▶ _WHAT TO WORK ON_
How many lines of the records hold the string "content"? Reply with the number alone.

Page and application data records
──────────

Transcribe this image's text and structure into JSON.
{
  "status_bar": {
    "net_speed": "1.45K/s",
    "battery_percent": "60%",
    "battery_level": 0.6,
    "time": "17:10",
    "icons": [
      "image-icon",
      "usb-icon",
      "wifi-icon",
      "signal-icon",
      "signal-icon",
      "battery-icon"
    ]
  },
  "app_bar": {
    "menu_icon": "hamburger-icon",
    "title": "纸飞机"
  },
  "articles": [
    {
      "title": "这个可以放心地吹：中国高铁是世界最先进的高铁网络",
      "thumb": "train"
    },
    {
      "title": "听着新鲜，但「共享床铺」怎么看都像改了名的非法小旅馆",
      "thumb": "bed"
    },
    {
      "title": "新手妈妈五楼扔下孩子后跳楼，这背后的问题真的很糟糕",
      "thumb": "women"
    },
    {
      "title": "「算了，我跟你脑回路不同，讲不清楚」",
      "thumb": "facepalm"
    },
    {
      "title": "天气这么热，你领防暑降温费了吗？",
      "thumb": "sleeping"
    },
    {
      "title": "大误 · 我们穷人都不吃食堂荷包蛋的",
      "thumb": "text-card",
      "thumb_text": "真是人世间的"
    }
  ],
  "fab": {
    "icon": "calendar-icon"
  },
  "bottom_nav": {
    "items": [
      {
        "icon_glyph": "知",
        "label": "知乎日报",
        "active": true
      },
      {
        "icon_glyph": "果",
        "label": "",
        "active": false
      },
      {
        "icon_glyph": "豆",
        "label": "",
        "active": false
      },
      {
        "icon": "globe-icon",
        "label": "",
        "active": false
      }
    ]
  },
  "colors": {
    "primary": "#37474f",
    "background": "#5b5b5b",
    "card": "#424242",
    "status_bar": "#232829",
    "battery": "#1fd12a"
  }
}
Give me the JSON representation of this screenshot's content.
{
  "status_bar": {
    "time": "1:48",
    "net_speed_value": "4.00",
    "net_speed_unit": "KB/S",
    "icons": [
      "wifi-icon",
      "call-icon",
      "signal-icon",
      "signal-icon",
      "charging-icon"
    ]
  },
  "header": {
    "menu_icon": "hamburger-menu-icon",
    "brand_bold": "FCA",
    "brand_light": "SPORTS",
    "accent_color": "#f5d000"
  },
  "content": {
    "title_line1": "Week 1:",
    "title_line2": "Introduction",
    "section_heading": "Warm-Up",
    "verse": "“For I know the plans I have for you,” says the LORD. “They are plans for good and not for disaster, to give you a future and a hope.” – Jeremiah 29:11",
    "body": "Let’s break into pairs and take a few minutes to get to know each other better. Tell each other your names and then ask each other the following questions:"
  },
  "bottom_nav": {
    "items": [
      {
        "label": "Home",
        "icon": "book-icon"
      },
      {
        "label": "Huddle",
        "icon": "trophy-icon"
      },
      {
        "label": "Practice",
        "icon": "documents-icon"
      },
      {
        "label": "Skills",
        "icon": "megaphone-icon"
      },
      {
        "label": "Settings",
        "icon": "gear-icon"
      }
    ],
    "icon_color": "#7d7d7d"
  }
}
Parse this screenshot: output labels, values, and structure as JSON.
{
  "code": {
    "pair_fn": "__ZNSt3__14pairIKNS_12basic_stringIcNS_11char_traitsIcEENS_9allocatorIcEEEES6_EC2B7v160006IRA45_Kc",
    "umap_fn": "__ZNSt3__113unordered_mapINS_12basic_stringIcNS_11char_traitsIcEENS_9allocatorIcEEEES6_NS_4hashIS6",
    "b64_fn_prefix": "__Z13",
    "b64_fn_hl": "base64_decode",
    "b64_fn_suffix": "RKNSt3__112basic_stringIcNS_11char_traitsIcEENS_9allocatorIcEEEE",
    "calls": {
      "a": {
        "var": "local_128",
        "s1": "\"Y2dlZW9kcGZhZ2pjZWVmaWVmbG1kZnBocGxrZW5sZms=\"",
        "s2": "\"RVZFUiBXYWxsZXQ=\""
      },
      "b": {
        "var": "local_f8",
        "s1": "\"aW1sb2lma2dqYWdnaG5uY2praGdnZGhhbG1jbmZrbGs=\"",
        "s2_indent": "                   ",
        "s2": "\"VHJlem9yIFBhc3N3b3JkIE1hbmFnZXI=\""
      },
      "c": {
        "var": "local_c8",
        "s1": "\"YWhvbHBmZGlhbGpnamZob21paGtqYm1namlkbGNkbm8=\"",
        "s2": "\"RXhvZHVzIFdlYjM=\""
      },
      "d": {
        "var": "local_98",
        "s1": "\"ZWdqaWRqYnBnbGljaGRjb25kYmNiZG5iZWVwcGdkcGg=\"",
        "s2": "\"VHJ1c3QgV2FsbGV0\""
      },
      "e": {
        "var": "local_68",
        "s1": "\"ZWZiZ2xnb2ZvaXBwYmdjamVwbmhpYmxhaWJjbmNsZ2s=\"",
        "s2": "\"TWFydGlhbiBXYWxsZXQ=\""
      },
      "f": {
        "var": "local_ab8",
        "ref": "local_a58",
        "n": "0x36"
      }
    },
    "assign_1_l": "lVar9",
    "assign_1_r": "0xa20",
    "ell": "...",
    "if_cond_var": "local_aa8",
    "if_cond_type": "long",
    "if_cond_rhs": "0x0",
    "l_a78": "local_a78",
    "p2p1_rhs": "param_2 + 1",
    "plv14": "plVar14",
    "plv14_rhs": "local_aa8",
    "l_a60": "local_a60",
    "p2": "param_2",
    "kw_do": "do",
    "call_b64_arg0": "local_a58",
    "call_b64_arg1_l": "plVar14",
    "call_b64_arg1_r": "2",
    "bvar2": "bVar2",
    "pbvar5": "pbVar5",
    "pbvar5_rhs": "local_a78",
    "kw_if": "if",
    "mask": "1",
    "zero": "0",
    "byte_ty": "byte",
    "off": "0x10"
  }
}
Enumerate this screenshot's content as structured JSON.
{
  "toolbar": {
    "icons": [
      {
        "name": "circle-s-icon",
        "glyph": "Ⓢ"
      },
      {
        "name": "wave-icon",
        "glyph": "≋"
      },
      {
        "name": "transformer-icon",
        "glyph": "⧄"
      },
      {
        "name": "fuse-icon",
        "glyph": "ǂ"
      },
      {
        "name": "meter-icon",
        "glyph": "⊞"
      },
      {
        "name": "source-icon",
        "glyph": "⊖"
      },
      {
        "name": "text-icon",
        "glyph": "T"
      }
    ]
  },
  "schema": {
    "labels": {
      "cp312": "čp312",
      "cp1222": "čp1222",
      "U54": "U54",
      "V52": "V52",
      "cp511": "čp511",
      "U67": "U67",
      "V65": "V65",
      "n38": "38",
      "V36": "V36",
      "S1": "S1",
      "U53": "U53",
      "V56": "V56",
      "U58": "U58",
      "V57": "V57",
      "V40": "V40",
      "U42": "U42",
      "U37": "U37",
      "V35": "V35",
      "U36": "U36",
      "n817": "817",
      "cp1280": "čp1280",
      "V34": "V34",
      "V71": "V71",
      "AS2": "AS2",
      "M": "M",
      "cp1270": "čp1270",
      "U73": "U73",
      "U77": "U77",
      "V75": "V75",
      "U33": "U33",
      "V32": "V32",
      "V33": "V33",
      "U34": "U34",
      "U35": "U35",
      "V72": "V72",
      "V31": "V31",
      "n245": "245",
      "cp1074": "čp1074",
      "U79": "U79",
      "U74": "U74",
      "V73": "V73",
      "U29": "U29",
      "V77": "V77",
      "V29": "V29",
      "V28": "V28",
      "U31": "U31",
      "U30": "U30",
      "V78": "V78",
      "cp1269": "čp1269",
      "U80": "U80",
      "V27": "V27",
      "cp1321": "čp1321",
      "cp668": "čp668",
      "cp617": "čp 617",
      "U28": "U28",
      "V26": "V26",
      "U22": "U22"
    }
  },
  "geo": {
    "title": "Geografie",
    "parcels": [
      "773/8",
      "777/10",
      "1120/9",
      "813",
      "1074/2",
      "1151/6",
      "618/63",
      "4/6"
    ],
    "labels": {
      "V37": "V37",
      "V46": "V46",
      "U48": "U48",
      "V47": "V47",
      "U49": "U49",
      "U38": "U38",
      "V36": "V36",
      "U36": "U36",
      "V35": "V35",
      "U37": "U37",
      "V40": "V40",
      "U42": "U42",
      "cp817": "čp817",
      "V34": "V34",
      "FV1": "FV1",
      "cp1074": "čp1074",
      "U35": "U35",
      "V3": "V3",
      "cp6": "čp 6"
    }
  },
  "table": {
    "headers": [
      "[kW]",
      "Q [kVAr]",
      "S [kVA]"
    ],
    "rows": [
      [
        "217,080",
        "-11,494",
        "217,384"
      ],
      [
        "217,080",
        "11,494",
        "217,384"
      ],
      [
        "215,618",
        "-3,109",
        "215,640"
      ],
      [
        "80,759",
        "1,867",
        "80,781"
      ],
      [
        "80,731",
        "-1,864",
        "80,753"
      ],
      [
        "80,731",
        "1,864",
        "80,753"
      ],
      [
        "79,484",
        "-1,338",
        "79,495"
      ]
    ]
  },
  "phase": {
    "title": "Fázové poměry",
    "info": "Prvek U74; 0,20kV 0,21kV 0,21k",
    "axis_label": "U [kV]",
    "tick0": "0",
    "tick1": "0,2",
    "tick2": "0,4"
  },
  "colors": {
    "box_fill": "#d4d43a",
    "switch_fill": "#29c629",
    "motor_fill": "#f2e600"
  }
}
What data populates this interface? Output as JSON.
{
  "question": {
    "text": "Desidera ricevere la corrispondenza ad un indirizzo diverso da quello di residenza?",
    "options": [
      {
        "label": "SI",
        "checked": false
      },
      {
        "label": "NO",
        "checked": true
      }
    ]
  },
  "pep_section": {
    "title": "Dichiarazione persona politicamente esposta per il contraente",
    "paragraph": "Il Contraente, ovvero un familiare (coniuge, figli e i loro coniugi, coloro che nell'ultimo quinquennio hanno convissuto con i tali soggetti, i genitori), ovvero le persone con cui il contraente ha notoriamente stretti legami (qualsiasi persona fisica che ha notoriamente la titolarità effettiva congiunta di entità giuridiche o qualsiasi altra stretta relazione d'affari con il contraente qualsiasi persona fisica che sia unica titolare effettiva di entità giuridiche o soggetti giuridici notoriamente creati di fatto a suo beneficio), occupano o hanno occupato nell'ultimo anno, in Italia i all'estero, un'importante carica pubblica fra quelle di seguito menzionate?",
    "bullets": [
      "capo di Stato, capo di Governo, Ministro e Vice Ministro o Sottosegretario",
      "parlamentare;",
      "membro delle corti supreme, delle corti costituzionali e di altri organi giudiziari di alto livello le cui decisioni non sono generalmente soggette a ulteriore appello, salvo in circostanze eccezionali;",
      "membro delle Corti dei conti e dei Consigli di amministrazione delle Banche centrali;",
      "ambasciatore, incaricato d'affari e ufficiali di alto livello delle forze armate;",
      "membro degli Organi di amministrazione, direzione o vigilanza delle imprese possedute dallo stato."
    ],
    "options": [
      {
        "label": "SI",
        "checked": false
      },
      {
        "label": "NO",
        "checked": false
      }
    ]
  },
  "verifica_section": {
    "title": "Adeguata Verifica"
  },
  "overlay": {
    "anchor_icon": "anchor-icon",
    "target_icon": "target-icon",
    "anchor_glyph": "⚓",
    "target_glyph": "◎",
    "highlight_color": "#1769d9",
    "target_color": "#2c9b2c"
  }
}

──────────

▶ _EXERCISE SOLUTION_
3